EUTG advises council to support Deepwater

Mon, 11/12/2012 - 3:30pm

At a special meeting Friday, November 2, the Electric Utilities Task Group discussed a recommendation to the Town Council for the Deepwater Wind project, as part of the U.S. Army Corps of Engineers public comment period.

The letter says that Deepwater “should provide significant economic and environmental benefits to Block Island.” It goes into a cost analysis of the economic benefts, and also briefly discusses other alternatives to Deepwater that have not been implemented “in part because of the high costs associated with them.”

Currently, Deepwater is in the final stages of its permitting process, and open applications to the Army Corps and the R.I. Coastal Resources Management Council mean reams of public documentation and open public comment periods for both.

As the task group is advisory to the council, the EUTG provided a letter that outlined the potential environmental and economic impacts of Deepwater’s five 6-megawatt turbines planned off the island’s southern coast — and the council will decide on the final comment to be sent to the Army Corps.

The letter reads in part: “the overall cost of electricity on Block Island will drop from 54 cents/kWh (at current fuel charges) to 31 cents per kilowatt hour, a 40 percent savings... There will also be significant environmental benefits from the DWW wind project. Nearly all of Block Island’s electricity will come from the wind farm and will be emission-free.”

At the meeting, members discussed the details of the draft, but also entered into a lengthy discussion after audience member Chris Warfel posed questions about alternative options for the town, the project’s longevity and what would happen after the project’s electric cable to the mainland reached the end of its lifespan.

“There’s a lot of things economically that say there’s another path that would be better for the island. I worry a lot about the cost of replacing the cable,” he said.

EUTG chair Barbara MacMullan agreed with Warfel that such questions are ones that should be asked, but also noted that they are not in the scope of this particular comment period.

“We will have an opportunity to benefit from this cable if the Deepwater project goes forward,” said MacMullan. “But that doesn’t mean that we should say ‘great, we don’t have to think about this for the next twenty years’... but I think those discussions — which we’ve been having over the years — are outside of the scope of what this document is.”

While the comments to the council remain largely in favor of Deepwater, group member John Warfel also requested that the group add another cautionary statement, acknowledging that there are some unknown factors in the project.
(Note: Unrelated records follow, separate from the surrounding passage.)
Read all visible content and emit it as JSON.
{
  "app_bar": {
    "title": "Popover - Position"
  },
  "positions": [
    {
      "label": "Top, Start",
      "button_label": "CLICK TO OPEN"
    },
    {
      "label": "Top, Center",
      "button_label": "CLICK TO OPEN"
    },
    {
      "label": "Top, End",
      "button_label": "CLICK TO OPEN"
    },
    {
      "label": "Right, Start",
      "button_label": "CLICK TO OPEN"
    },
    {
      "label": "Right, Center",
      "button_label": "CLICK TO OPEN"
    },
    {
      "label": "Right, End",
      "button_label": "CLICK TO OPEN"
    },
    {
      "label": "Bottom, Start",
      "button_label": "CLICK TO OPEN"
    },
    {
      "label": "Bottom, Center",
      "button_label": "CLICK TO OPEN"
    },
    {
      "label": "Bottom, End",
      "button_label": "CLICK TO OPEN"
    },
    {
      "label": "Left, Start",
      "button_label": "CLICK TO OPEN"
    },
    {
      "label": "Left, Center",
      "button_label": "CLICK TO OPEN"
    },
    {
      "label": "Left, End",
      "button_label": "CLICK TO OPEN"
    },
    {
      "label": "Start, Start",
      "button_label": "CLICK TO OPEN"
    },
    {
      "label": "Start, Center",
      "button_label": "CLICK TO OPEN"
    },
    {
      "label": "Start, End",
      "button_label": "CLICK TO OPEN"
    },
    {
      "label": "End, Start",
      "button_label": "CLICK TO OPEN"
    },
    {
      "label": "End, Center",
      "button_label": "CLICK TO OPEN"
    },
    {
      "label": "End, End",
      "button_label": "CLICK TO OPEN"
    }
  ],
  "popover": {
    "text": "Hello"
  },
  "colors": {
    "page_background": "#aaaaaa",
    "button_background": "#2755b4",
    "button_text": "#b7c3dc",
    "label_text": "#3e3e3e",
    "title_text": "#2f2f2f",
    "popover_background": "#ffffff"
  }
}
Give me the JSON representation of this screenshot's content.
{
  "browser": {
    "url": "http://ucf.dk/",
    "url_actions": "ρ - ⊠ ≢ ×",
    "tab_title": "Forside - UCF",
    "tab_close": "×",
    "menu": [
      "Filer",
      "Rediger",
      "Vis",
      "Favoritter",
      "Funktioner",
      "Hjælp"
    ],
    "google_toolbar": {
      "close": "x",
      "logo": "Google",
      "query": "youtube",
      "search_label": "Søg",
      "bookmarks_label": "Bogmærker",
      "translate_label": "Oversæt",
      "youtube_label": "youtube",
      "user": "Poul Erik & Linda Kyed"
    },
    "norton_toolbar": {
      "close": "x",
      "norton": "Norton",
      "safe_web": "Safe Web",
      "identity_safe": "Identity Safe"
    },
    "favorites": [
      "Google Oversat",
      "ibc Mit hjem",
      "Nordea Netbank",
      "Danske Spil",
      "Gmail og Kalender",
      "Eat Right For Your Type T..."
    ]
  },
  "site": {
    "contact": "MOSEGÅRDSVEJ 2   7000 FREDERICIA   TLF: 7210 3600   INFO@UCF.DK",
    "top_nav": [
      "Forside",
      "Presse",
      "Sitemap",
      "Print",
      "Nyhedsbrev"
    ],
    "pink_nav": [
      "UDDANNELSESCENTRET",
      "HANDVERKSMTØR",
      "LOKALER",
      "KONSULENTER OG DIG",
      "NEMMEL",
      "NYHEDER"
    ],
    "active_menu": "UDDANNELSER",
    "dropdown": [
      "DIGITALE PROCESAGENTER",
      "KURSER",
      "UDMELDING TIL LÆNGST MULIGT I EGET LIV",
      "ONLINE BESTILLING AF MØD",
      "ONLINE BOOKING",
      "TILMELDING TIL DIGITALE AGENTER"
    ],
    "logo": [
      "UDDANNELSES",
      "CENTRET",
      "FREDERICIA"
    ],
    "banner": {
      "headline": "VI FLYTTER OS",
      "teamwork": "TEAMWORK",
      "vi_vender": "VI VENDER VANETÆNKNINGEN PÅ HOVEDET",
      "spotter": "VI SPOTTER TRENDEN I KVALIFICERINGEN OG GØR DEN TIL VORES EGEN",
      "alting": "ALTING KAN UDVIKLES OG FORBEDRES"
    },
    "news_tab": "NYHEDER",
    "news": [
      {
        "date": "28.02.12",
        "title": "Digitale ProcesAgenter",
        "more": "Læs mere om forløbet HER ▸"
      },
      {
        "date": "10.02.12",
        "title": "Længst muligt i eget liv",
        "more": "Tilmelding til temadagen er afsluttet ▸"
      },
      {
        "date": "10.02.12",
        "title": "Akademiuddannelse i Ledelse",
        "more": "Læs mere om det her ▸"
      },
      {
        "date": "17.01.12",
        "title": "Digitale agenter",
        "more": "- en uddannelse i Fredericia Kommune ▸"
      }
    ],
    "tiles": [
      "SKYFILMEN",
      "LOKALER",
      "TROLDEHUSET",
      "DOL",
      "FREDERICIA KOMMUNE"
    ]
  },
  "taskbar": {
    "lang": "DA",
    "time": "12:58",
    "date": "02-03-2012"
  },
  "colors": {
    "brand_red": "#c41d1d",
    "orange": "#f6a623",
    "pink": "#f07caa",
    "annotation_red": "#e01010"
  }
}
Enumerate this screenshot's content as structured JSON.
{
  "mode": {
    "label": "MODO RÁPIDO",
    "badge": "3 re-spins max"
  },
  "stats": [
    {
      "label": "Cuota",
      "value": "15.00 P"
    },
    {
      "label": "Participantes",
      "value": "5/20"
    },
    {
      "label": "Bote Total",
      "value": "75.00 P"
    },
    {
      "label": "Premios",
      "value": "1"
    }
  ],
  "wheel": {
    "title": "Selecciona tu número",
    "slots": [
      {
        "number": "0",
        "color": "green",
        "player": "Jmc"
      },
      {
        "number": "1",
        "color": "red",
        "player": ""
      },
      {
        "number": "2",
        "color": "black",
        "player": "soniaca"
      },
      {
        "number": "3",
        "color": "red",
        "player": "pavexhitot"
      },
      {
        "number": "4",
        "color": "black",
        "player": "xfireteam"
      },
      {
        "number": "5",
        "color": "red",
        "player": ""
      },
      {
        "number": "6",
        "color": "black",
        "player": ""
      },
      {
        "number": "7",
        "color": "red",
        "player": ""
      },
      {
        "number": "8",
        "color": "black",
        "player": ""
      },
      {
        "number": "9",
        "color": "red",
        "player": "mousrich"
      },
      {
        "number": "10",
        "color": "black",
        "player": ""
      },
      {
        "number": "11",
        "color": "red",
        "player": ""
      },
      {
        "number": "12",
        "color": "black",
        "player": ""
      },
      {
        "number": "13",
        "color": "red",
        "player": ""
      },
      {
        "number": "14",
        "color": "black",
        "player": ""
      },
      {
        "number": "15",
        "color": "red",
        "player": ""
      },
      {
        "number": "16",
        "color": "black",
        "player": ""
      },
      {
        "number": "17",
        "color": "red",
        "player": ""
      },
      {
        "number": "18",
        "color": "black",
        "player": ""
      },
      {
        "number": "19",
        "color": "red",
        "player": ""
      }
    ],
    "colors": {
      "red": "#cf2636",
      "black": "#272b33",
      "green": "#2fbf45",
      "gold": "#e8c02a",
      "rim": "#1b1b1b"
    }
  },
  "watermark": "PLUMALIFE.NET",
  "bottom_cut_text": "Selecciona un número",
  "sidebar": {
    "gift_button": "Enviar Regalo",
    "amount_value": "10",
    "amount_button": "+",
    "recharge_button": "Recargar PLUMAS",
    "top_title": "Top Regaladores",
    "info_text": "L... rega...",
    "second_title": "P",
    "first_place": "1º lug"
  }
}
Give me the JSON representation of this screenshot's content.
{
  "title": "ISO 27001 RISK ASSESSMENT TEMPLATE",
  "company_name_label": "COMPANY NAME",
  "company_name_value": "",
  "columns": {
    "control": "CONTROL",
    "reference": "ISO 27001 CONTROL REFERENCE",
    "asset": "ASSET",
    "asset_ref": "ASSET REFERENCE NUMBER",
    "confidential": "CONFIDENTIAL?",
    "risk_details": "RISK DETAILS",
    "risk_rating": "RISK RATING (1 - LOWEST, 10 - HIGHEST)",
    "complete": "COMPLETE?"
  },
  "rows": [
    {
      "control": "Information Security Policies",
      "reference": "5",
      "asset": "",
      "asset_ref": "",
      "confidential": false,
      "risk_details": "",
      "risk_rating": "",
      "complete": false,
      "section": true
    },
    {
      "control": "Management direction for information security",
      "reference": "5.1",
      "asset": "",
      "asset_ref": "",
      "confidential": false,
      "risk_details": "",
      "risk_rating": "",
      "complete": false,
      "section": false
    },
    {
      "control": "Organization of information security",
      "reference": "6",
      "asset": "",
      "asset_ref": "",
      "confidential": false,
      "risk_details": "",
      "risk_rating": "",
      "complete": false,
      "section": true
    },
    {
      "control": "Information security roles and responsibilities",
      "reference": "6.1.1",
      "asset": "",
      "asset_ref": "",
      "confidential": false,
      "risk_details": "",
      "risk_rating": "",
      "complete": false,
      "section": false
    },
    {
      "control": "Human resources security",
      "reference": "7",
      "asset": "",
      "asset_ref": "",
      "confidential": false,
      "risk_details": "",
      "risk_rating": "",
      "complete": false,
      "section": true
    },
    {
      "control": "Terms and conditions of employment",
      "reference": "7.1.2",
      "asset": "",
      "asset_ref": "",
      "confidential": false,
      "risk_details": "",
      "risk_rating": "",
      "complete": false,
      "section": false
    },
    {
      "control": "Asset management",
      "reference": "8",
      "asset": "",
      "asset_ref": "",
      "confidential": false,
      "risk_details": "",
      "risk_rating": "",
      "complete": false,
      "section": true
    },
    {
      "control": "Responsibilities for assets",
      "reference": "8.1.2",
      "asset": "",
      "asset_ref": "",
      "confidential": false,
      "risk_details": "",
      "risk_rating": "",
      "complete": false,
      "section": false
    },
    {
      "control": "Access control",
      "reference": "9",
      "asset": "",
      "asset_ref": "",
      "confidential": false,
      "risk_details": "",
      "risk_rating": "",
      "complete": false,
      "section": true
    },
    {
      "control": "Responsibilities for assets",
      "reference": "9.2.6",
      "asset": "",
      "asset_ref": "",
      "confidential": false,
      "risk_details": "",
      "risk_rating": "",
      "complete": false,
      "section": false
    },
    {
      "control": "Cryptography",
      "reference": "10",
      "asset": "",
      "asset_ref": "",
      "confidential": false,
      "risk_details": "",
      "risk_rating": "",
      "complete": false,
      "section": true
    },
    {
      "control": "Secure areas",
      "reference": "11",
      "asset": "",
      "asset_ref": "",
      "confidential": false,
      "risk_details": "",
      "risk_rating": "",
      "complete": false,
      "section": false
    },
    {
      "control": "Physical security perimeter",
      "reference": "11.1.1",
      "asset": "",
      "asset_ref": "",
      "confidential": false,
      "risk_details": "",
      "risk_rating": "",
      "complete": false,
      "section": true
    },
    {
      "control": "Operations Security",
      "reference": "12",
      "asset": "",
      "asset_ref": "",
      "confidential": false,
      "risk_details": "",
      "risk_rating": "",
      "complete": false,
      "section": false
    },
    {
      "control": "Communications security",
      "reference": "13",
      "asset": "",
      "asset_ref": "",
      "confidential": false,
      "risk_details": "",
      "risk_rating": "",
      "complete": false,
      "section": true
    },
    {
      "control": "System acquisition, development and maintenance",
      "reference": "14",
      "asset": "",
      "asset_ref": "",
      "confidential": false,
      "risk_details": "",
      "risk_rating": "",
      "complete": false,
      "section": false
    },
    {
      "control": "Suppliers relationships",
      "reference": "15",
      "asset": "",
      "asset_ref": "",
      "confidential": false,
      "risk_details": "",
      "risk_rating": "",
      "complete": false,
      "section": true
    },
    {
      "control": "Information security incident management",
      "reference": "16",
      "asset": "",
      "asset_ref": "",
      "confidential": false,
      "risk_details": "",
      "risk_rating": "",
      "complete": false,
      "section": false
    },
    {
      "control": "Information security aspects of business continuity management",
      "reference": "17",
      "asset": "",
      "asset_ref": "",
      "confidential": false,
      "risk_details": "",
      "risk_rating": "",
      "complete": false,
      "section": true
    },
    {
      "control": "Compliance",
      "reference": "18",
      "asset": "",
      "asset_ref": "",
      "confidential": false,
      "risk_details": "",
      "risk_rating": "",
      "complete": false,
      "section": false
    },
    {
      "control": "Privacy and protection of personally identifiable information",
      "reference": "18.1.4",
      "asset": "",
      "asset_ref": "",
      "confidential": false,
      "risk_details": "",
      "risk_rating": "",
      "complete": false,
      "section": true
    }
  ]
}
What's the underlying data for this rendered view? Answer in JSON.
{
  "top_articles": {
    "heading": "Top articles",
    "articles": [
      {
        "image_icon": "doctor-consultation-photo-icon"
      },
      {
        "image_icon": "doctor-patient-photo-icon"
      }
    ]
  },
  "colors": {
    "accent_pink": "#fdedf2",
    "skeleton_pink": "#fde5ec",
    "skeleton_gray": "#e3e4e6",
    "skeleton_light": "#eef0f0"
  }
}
“I’m sure there are downsides we don’t know about,” said John Warfel. “There are a lot of unknowns. We can’t truly predict what’s going to happen.”

Members agreed to add into the letter a statement acknowledging that, “the Town may wish to comment on other factors we have not considered, such as the effects of being tied to the mainland grid.”